▶ **HOW TO COMPLETE THIS TASK**
Scan the data below for lines containing the string "فروش" and give only how many there are.

▶ **EXERCISE INPUT**
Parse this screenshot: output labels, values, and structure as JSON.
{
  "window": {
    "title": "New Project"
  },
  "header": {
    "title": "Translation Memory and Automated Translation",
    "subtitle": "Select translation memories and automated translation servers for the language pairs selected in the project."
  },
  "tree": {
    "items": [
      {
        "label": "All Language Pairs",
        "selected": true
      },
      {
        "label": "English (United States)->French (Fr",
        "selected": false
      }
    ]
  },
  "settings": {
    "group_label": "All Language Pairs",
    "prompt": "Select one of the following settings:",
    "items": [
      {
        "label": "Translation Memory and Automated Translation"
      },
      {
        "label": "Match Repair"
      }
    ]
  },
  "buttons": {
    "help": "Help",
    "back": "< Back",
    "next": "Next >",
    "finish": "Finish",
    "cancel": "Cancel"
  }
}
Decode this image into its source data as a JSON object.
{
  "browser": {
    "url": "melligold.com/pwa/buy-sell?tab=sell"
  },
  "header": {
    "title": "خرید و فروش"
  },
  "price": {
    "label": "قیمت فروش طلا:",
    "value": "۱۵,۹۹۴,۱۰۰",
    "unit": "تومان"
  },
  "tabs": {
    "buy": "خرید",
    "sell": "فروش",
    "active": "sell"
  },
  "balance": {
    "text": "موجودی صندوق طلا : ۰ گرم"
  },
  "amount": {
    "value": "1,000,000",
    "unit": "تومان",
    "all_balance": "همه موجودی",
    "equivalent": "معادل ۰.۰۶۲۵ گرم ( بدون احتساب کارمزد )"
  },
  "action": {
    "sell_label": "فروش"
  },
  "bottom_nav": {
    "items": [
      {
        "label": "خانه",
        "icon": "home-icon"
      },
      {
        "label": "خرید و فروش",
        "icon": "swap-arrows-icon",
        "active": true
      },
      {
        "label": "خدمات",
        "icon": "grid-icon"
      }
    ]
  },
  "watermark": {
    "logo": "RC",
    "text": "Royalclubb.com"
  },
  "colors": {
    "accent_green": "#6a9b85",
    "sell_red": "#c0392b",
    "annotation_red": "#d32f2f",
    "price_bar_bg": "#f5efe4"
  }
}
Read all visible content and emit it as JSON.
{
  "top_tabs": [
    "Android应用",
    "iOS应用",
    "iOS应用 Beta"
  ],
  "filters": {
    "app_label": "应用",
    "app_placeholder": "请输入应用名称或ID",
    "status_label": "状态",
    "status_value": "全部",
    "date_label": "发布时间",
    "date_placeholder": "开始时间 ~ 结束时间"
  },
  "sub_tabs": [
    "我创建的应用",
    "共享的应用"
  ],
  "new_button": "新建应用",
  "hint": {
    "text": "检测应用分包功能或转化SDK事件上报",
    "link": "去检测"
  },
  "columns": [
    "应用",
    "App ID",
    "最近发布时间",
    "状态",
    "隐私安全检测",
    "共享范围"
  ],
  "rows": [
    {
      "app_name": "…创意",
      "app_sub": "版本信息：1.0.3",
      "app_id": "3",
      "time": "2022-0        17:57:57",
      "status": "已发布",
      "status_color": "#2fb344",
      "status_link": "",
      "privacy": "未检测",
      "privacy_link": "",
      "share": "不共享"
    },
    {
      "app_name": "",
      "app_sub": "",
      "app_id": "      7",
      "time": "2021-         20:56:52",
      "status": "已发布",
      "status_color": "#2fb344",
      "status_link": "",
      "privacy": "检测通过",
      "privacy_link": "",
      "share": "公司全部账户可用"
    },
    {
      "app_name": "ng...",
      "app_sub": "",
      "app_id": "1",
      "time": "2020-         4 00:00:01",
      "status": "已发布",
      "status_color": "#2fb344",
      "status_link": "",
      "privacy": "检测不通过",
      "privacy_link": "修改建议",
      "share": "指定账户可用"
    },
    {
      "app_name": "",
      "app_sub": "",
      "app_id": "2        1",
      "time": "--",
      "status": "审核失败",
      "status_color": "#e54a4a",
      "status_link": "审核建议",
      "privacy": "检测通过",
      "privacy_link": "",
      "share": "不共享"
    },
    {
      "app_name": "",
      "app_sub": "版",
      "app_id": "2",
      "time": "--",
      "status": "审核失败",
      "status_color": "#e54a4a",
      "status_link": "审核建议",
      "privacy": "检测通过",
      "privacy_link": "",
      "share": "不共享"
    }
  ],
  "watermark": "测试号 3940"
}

▶ **EXPECTED OUTPUT**
5